A member of Congress estimated to me that out of 84-86 new GOP members who swept the House in the GOP takeover of 2010, there are only about only four to five left who remain conservative. It is a well-known fact that candidates running for Congress as conservatives frequently become moderates, compromising on many issues they vowed to stand principled on.
There are several discernible explanations why: It’s easy to get support when you’re promising Santa Claus goodies, you get more favorable coverage from the left-leaning media (and hence better reelection chances), you get invited to all the cool cocktail parties, and the “old guard” in Congress is less likely to target you and remove you from committees for challenging their compromising.
There is another, almost invisible reason. It comes down to future employment. Many members of Congress are career politicians, and have few other job options after they leave outside of lobbying. But what is lobbying? It usually involves representing a special interest group that wants more money from government. This often is anathema to conservative interests. Conservatives who vote against special interests while in Congress end up on a “lobbying blacklist.” No one will hire them afterward. Associations like the the music industry, movie industry or realtors’ associations turn up their noses at them.
A small handful of conservatives in Congress are able to find adequate alternative future employment like Jim DeMint, who is now president of the Heritage Foundation.

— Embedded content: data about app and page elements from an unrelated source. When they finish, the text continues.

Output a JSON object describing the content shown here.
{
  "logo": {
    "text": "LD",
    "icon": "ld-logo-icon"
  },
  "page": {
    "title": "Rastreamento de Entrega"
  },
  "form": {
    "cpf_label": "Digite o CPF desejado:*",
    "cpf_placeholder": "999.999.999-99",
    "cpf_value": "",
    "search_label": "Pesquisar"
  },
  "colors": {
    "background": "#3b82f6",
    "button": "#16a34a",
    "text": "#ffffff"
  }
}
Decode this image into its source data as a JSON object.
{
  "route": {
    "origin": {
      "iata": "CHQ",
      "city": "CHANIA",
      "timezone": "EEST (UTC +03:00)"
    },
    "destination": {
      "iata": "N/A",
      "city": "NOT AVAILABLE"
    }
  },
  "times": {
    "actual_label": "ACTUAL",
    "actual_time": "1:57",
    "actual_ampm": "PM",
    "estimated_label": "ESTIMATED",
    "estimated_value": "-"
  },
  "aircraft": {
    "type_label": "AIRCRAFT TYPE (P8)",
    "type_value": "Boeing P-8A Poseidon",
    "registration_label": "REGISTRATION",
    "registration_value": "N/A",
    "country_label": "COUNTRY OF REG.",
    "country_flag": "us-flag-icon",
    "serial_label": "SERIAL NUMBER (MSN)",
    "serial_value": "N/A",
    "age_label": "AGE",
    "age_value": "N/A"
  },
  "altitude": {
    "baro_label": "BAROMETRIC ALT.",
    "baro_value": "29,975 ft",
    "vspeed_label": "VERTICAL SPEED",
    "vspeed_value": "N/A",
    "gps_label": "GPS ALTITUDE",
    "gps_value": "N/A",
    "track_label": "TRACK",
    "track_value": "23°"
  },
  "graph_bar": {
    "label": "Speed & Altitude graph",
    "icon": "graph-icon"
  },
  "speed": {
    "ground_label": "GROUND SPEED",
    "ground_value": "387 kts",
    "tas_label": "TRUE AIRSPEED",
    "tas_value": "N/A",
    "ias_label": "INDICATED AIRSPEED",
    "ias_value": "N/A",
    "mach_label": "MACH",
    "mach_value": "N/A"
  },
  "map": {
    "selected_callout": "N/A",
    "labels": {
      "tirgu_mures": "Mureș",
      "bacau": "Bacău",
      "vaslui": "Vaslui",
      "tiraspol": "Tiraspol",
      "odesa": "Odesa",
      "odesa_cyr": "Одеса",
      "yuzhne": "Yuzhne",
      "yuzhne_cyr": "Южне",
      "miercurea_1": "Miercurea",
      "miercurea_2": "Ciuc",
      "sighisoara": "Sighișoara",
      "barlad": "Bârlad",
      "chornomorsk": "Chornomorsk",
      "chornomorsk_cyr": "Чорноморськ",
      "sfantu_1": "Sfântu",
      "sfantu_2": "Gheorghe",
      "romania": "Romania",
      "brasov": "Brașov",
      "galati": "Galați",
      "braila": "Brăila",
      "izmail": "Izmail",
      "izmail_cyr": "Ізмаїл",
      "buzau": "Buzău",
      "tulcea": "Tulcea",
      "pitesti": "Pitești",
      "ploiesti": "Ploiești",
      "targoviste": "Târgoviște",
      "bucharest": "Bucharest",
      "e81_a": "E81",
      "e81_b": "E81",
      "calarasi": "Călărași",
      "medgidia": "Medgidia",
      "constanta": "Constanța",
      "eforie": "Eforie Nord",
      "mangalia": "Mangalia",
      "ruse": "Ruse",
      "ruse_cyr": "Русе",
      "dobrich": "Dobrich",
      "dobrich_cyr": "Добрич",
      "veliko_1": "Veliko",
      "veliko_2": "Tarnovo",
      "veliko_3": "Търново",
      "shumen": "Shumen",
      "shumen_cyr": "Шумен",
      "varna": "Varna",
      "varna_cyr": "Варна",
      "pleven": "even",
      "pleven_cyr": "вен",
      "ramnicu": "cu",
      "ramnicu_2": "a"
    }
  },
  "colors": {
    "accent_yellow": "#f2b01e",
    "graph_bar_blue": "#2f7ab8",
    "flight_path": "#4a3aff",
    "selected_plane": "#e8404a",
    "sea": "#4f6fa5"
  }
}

But there is only one Heritage Foundation. Most jobs in the nonprofit sector don’t pay very well. Many conservative members of Congress are average people, with student loan debt, families and bills to pay. An expensive campaign and two years in Congress or so can leave a member of Congress close to broke if they don’t have any big special interests funding them. Conservatives are more likely to be self-made than the wealthy liberals in Congress, not born into wealth. There is a perception that Congress is full of millionaires, but they are disproportionately Democrats and half are not millionaires.
The ways former members of Congress can make a living post-service has dried up in the modern era. Writing books pays less these days, as people buy fewer books and obtain their information online instead. Speaker fees have gone down, as there are plenty of social media exhibitionists willing to speak for free instead; everyone is a political pundit now. Same with media, only a handful of former conservative politicians like Sarah Palin get paying positions with media outlets; the vast majority of former electeds are expected to appear without pay.
It creates an incentive to either remain in Congress for a long time, or start adjusting your votes in order to ensure future employment when you leave. The closer members get to retirement, the more likely they’ll become surrender monkeys. Conservatives wonder why Republicans keep caving on votes to subsidize corn-based ethanol or reauthorize the extension of the Export-Import Bank. Well, they’re natural lobbying positions to move to after they resign.
Adding to the pressure are the associated PAC contributions. Members of Congress who vote against funding special interests find their campaign contributions dry up. The ones who stop bad deals, resource misallocation and crazy special tax credits are punished.
So conservatives are not just punished while in office, but punished once they leave. They find it difficult to land somewhere they can use their political skill set. Whereas moderates who give away things find open doors everywhere. Ultimately, it comes down to follow the money; the reformers versus the institutionalists who control the money. If you’re a moderate, willing to subsidize industries, give tax breaks to special interests, and support crony capitalism, then the money flows. The unfortunate ramifications of this are a distortion of the economy.
Conservatives everywhere should be alarmed, because this problem goes far beyond Congress, affecting conservatives throughout all aspects of society. The principled ones are shunned by mainstream groups, shut out of plum leadership positions and employment. Can you imagine an outspoken conservative becoming CEO of Apple? Of course not. Powerful corporate interests are able to use their pocketbooks to silence conservatives. Conservatives would love for Republican CEOs to speak out politically — but they don’t dare for fear of retaliation. Despite the fact that 52 percent of CEOs are Republicans and only two percent are Democrat or Libertarian, the top Fortune 500 CEOs contribute substantially more to Democrats.
How can we solve this problem? Conservative organizations and news outlets need to look out for these members of Congress and give them preferences when it comes to hiring. If members know they have a principled organization willing to hire them after they leave, they will be less susceptible to the pressure to compromise as electeds. It’s time to start providing a safe haven for our own — we got your back.